    Sorry for the long post. I just had to vent.

    • Pamela Jeanne

      October 9, 2007 9:42 pm

      Yes, Babystep. I’ve been in your shoes. The old expression, “converts make the worst zealots,” sadly holds true for some Infertiles. They are the ones you describe — those who morph into the dreaded Momzilla. That’s why I treasure so dearly those Infertiles who graduate to successful conception and delivery but at the same time continue to support their sisters. They don’t forget. They are my heroes because they go on to become advocates and defenders of their struggling sisters in the mainstream mom community. We have to coin a new term here for the non-Momzillas. Thoughts? Anyone?

  14. Makingpeace

    October 10, 2007 2:15 am

    OMG this is exactly what sets me off!!! Until IF is seen as an actual medical condition, people’s perceptions are going to remain the same. And that’s so frustrating and wrong!

  15. niobe

    October 11, 2007 1:24 pm

    Don’t be so sure that no-one would say something like this: “You may have just lost a child but can’t you be happy for the fact that none of us have had to face that.
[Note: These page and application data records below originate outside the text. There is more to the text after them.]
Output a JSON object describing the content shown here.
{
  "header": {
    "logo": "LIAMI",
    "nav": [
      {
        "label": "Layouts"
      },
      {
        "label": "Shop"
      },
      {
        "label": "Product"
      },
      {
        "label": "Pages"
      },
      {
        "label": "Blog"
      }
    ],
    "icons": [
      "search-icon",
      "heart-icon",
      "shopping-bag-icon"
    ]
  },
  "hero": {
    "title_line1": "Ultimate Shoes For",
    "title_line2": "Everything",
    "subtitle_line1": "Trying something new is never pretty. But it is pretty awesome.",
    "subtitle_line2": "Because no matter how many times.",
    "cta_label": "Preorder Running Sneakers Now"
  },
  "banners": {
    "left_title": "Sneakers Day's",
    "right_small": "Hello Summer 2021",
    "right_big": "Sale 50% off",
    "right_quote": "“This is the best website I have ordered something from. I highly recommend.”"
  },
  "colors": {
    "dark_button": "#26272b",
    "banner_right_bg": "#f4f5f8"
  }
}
The loss happened to you. Just deal with it.”

    People say stuff almost exactly like that to people whose babies have died *all the time.* For example (and I’ve written about this on my blog), about three weeks after my twins died, I went to a first birthday party for my brother’s daughter. Also at the party was another brother and his very pregnant wife, whose baby was due about a week before my twins should have been born. I couldn’t face any of these people and went upstairs to cry.

    My mother followed me and told me how sorry she was that I was wallowing in my own grief and couldn’t take happiness in the joy of my siblings.

    • Pamela Jeanne

      October 11, 2007 2:39 pm

      My jaw hit the floor when I read your comment. Just when I think people can’t be more obtuse! I hurt for you and can’t imagine how your mother could say such a thing. My husband’s uncle once said something so simple and yet so true: “Life is a feeling experience.” I’ve been reminded of that countless times when people try to apply sometimes twisted logic to emotional encounters. I’m sorry not only for your loss but for the lack of understanding you face.

Comments are closed.